EXERCISE PROMPT: Find the string "DANMARKS" in the data, then copy every line where it is found.

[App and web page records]
━━━━━━━━━━━━━━━━
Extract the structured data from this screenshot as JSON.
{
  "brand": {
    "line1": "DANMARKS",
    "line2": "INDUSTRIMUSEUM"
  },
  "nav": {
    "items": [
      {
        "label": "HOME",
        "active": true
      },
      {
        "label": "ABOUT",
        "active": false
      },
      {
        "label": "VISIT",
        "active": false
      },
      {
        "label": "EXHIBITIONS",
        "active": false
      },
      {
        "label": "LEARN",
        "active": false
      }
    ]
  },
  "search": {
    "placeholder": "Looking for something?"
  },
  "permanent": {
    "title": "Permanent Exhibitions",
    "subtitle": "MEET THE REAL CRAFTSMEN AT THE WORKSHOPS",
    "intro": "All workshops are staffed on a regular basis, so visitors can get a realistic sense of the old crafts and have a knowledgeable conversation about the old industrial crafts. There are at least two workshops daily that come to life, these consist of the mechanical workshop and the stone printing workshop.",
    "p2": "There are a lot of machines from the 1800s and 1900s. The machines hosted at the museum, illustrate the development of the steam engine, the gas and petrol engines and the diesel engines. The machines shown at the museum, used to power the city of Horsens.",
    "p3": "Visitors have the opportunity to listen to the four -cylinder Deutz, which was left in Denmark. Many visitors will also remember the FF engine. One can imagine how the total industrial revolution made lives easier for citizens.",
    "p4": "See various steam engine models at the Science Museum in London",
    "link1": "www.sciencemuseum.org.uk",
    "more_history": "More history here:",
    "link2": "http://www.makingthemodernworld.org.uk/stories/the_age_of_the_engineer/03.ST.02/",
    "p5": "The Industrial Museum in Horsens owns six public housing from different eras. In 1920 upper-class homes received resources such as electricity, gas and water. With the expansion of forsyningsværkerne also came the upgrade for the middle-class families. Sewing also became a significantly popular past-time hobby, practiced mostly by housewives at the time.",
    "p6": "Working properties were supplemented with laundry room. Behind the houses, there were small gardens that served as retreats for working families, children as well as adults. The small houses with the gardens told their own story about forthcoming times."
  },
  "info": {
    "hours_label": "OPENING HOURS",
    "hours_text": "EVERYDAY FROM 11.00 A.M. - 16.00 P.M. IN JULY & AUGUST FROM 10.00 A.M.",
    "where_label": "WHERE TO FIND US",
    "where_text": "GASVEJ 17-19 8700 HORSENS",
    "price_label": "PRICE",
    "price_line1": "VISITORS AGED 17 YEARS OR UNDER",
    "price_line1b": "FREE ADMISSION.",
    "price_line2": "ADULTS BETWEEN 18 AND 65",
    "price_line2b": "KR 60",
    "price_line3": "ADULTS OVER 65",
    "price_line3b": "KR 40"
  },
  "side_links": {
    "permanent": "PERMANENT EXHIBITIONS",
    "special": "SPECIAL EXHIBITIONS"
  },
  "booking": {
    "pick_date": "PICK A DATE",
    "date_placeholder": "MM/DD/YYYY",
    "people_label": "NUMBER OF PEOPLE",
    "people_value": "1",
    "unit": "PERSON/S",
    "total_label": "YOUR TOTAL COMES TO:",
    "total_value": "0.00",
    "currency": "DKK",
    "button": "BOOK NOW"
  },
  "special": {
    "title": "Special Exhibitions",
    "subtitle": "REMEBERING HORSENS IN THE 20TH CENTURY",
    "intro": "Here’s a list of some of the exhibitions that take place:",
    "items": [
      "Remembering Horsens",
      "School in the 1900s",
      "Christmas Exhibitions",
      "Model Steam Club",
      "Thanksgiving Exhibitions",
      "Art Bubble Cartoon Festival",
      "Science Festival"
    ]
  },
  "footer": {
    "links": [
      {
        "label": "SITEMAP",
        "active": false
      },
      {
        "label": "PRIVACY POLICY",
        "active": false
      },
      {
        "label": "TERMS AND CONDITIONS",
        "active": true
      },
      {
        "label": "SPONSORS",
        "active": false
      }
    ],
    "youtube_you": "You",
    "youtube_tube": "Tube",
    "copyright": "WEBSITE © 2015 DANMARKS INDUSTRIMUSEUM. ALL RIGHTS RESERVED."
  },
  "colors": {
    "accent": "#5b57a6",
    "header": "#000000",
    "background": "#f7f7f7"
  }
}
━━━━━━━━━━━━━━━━
ANSWER AREA:
    "line1": "DANMARKS",
    "copyright": "WEBSITE © 2015 DANMARKS INDUSTRIMUSEUM. ALL RIGHTS RESERVED."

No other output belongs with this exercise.